“The question is not whether criminal activity is occurring at the Library of Congress. There is a clear record that these incidences do occur at the Library,— Jon Adler wrote. “The question is whether these cases will be pursued.—

The Library’s office has used firearms in investigations for 15 years. In the past few years alone, IG employees have unearthed dozens of instances of criminal activity at the Library, leading to charges being brought for embezzlement, identity theft, child pornography and stolen property.

Grassley’s letter to Billington hints at the tension between the IG’s office and Library management over at least one of those investigations.

In an e-mail attached to Grassley’s letter, Library Chief Operating Officer Jo Ann Jenkins reprimands the IG’s office after a Department of Justice press release publicized the sentencing of a former Library employee for possession of child pornography.

Apparently thinking an IG official had sent the release, Jenkins wrote that it “does nothing [by highlighting] the issue more in the press.—

“This title and subheadline [is] outrageous,— she wrote. “Why does the IG feel it necessary to get publicity on this.—

Within minutes, Jenkins realized her mistake and apologized, according to LOC spokesman Matt Raymond.
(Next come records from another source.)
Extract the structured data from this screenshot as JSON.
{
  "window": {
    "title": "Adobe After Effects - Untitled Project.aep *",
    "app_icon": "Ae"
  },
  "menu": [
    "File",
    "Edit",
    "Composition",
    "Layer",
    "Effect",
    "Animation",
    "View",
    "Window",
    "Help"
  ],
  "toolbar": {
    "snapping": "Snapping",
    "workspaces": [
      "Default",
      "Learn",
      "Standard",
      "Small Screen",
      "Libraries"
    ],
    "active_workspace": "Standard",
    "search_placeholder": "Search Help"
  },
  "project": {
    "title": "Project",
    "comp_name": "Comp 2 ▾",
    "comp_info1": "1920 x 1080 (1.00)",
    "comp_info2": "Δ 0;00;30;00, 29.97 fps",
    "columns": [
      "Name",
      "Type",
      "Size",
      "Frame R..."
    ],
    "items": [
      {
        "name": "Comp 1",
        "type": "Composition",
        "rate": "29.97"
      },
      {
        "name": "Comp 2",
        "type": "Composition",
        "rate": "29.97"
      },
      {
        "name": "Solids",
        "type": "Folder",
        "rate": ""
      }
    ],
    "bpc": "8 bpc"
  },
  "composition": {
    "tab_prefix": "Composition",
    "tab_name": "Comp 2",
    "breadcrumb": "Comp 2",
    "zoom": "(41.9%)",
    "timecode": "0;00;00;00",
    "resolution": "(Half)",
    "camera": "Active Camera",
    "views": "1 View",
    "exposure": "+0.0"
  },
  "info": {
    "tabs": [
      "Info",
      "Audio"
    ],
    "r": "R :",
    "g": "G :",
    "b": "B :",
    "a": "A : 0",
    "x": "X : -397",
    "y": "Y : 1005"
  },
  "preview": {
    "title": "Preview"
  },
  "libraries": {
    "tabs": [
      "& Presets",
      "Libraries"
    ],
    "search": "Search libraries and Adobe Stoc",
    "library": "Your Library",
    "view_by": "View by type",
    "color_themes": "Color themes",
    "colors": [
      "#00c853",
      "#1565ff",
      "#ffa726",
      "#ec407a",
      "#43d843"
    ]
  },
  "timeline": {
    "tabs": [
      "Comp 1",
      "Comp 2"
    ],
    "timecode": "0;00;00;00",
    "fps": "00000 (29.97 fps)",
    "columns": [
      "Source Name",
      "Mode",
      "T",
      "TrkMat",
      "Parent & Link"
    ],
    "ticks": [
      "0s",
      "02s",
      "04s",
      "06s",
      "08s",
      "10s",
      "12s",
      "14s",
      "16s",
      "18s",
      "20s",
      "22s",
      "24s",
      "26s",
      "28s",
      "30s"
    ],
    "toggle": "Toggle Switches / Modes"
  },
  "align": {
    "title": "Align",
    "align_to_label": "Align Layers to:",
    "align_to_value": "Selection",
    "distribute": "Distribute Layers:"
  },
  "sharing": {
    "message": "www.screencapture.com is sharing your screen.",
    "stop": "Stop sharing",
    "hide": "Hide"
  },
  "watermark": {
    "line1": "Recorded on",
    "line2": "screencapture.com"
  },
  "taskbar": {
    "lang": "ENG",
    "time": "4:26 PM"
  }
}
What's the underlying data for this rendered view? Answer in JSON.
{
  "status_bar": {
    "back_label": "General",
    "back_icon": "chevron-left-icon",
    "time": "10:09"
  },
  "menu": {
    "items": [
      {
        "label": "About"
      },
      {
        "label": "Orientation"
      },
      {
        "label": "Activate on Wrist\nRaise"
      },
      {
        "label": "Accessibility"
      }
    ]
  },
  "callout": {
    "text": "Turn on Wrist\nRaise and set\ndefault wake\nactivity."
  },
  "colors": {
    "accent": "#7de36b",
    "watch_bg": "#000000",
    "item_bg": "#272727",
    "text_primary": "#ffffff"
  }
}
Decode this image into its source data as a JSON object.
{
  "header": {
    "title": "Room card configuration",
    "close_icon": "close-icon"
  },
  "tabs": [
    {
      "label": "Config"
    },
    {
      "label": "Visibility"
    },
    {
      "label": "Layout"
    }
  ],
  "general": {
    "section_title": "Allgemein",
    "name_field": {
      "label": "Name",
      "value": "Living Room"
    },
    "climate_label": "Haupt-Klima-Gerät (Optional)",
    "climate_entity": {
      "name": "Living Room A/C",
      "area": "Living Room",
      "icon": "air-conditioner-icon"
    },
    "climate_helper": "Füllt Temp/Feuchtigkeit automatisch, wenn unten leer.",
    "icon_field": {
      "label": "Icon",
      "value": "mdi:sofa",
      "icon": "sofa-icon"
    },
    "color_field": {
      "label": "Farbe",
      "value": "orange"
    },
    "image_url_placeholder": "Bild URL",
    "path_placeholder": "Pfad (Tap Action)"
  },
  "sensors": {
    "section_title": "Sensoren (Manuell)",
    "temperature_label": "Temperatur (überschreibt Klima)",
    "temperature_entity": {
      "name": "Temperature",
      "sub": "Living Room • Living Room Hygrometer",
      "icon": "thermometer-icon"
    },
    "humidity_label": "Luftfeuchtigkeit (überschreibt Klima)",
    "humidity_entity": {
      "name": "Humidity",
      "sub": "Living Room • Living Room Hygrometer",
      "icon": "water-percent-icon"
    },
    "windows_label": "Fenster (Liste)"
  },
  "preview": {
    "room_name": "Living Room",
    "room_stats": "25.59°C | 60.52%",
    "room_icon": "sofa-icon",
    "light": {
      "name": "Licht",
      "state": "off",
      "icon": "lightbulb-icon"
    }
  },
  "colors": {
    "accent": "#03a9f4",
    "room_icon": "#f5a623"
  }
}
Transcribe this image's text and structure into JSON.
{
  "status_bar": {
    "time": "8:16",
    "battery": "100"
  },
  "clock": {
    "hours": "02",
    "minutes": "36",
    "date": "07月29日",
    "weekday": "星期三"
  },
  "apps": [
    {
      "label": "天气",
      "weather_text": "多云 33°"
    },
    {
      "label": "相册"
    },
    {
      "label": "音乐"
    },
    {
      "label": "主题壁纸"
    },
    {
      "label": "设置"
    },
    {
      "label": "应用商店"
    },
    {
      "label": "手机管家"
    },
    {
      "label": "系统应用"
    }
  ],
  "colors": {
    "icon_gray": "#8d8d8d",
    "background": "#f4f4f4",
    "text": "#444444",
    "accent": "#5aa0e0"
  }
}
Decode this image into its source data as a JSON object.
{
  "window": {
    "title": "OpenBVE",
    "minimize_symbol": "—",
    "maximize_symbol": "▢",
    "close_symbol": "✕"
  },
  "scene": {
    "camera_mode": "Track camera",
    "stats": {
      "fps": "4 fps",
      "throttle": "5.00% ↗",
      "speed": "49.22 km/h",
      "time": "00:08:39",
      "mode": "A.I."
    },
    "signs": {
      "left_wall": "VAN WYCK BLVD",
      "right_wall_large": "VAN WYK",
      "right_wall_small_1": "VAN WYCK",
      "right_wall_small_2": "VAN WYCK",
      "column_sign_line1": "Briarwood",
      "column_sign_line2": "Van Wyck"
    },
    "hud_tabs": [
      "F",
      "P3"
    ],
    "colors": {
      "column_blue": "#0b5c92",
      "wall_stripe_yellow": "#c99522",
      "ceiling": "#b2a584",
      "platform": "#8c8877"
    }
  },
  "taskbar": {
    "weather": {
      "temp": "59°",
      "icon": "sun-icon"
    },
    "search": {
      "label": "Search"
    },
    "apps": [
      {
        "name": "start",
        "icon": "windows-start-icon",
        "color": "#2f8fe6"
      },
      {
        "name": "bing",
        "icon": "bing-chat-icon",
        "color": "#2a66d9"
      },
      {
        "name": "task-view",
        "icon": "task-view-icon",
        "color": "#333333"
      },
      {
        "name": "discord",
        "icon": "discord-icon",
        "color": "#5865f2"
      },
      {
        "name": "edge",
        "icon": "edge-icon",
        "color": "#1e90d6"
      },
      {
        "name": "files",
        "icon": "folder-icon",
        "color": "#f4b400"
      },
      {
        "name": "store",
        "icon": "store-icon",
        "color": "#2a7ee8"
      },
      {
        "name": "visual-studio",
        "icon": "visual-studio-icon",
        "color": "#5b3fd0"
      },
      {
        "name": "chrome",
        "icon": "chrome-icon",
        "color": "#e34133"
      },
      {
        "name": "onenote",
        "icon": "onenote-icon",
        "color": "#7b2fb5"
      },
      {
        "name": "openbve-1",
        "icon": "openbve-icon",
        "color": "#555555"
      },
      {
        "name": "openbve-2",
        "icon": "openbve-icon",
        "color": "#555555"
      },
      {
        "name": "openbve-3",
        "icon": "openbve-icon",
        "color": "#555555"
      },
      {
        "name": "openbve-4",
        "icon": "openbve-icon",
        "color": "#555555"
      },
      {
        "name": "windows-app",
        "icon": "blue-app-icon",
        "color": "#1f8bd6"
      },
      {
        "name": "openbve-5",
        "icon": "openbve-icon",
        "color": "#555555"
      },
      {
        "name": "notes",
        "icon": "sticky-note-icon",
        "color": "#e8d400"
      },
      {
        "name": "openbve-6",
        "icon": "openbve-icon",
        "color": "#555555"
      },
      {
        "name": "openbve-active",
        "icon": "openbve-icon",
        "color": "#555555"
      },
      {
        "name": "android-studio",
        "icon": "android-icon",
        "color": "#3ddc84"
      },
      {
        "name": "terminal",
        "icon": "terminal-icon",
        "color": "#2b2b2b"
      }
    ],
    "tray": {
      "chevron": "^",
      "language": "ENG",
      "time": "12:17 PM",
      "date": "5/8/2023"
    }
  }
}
But Grassley questioned the Library’s attitude toward the IG’s work on such investigations. “It seems that this OIG investigation led to the successful prosecution of a child predator who utilized his LOC computer to upload images of child pornography,— he wrote. “Yet, Agency management felt it necessary to admonish the OIG because it seemed to prefer that this criminal matter not see the light of day.—

Raymond said Billington will be “responding fully— to Grassley in the next few weeks. Officials will look into the “serious issues— raised by the letter, he said, but he also added that it included “serious factual errors.—

He also pointed out that Billington requested the first-ever audit of the Library early in his tenure and created the agency’s IG position.

So far, most Members have avoided getting involved in the issue. Only Grassley has publicly addressed the tension between the IG’s office and Library management, and the committees tasked with overseeing the agency haven’t had much of a reaction.

In an e-mail, the spokesman for House Administration Chairman Robert Brady (D-Pa.) said the independence of the IG is “an invaluable and fundamental element of the position.—

But he remained vague on what steps — if any — the committee would take.

“The chairman will certainly ask the Library to be accountable on this issue,— spokesman Kyle Anderson said. “We do not have any hearings on the matter scheduled, but we would do so if our inquiries warrant.—

The Senate Appropriations Subcommittee on the Legislative Branch was similarly noncommittal.

Tom Fazzini, spokesman for Chairman Ben Nelson (D-Neb.), said the subcommittee is “aware of these issues,— particularly Schornagel’s concern about the gun provision.

Members, he said, “will consider that while drafting the [fiscal 2010] bill.—

“The committee has always had an excellent relationship with Dr. Billington and his staff, and looks forward to hearing his perspective on these matters,— Fazzini said in an e-mail.

The disagreement does have an end in sight. Members seem likely to strip the gun provision from the fiscal 2010 appropriations bill, meaning the Library IG office will regain the ability to carry firearms whenever it passes. But that is months away.

As for the larger issue of management interfering in the IG’s investigations, a spokesman for the House Appropriations Subcommittee on the Legislative Branch said no one had brought the issue to the panel’s attention.

“The Legislative Branch Subcommittee has not been approached regarding any concerns about the relationship between the Library management and the Library IG’s office,— said Jonathan Beeton, spokesman for Chairwoman Debbie Wasserman Schultz (D-Fla.).

Recent Stories

At Aspen conference, a call to prioritize stopping gun violence

Appeals court rules preventive care task force unconstitutional

Key players return to Congressional Softball Game, this time at the microphone

Bannon asks Supreme Court to keep him out of prison

Her family saw the horrors of the Holocaust. Now Rep. Becca Balint seeks to ‘hold this space’

Supreme Court clarifies when a gun law is constitutional